The sharp decline in housing approvals in Western Australia during the past 18 months has raised concerns about the health of the state’s rental market and worsening housing affordability.
Despite tight rental markets, overall building approvals remained flat in August, with approvals for detached houses in WA falling 8.7 per cent to 1,338 and apartment approvals increasing 55.2 per cent to 388, according to Australian Bureau of Statistics figures released last week.
Housing Industry Association executive director WA, Sheryl Chaffer, said any downturn in the availability of residential dwellings was likely to have consequences for the tight rental market and housing affordability.

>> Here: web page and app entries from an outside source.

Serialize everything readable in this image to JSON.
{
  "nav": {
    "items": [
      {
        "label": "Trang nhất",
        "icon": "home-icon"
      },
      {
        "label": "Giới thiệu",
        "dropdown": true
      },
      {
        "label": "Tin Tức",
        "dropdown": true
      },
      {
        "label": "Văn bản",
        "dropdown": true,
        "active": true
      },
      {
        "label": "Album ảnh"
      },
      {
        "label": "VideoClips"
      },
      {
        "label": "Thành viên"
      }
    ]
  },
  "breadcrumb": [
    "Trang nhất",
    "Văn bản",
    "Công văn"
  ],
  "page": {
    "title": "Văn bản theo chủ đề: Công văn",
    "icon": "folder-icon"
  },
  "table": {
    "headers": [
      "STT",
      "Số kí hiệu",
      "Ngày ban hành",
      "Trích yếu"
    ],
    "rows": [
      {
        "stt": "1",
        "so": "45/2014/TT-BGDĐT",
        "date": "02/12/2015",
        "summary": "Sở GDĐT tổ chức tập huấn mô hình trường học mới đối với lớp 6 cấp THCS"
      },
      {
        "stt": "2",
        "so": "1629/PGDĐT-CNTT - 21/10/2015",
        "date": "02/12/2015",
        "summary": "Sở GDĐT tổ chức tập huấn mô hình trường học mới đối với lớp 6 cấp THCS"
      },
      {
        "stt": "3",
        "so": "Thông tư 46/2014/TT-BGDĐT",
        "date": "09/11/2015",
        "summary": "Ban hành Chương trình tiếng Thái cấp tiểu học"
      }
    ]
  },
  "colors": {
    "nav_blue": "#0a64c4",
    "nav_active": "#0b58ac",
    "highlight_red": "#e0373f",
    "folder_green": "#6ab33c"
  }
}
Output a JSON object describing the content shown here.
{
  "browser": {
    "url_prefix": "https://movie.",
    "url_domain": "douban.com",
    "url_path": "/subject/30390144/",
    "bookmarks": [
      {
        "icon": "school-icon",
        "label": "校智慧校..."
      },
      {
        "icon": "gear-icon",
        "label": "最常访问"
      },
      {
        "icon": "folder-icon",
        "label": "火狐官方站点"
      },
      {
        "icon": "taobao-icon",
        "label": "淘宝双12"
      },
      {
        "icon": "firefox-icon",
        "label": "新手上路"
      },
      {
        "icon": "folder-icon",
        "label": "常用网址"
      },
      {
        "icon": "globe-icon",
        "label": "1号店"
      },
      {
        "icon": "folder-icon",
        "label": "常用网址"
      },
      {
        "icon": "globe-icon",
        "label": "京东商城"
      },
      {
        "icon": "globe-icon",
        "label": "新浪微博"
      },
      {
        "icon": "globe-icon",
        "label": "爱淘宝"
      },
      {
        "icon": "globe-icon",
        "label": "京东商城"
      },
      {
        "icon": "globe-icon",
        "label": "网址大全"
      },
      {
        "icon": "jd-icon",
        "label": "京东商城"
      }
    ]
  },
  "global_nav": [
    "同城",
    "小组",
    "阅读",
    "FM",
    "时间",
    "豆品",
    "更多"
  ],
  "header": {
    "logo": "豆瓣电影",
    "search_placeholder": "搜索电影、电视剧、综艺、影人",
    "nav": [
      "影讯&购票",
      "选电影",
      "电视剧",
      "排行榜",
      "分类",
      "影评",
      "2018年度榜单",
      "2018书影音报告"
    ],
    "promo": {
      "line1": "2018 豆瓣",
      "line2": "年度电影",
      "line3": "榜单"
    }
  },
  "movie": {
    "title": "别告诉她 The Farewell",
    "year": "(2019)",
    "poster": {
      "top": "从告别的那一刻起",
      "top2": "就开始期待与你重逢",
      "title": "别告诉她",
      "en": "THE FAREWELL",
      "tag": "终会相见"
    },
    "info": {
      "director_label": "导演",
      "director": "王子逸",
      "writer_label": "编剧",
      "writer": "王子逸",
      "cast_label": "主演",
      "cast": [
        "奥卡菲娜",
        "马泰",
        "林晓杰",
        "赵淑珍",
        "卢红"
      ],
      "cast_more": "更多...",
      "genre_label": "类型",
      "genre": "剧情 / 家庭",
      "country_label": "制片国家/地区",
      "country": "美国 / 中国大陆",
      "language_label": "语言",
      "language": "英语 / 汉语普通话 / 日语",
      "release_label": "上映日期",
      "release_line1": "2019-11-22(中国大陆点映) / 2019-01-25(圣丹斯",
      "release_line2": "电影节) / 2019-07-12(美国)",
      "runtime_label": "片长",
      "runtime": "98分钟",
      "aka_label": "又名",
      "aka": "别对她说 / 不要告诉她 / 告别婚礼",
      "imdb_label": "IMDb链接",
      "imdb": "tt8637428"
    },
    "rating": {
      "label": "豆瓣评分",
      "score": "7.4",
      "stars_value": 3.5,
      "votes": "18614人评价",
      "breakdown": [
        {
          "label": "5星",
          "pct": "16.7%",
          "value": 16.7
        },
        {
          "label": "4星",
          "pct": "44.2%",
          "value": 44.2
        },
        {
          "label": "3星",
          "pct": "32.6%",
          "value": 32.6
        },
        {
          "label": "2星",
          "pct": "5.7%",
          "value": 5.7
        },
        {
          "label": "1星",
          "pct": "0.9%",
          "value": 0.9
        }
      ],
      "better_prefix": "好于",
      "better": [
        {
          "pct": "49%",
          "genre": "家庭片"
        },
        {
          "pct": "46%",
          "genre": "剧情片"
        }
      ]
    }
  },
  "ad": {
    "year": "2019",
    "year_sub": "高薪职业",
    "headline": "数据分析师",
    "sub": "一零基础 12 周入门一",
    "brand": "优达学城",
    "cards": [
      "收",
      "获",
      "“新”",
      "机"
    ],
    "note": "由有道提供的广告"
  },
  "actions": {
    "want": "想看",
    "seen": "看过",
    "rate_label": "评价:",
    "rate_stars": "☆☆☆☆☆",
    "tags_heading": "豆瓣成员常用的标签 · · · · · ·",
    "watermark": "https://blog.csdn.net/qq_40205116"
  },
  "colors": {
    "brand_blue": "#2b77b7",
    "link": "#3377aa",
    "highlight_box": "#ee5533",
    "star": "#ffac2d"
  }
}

The HIA expects detached housing approvals will continue their downward spiral for the rest of 2007.
“Housing approvals overall will either stabilise or drop in the coming months. Detached housing is dropping and this will likely continue through to the end of the year,” Ms Chaffer said.
“People are hesitating buying new homes.”
Ms Chaffer said the strong rise in apartment approvals during August was not related to the fall in detached housing approvals, as the figures were affected by large multi-unit apartment projects coming on stream at one time.
Although a clear trend in apartment approvals could not be determined, Ms Chaffer said there was probably some recovery ahead for the sector as the percentage of apartments within total dwellings had dropped.
The monthly trend in building approvals in August fell by 3.4 per cent in Tasmania, 2 per cent in WA, 0.9 per cent in New South Wales, and 0.8 per cent in the Australian Capital Territory.
Approvals were up by 0.3 per cent in South Australia, 0.5 per cent in Queensland, 0.9 per cent in the Northern Territory, and 2.5 per cent in Victoria.
Meanwhile, the Urban Development Institute of WA expects an increase in the number of land titles in the coming months, with more land under construction in the June quarter of 2007 compared with the two previous quarters.
The UDIA’s June quarter statistics showed a significant recovery in the sale of land following supply constraints in 2006.
UDIA chief executive Debra Goostrey said more affordable land, combined with pent-up demand, would lead to increasing market activity in the next six to 12 months.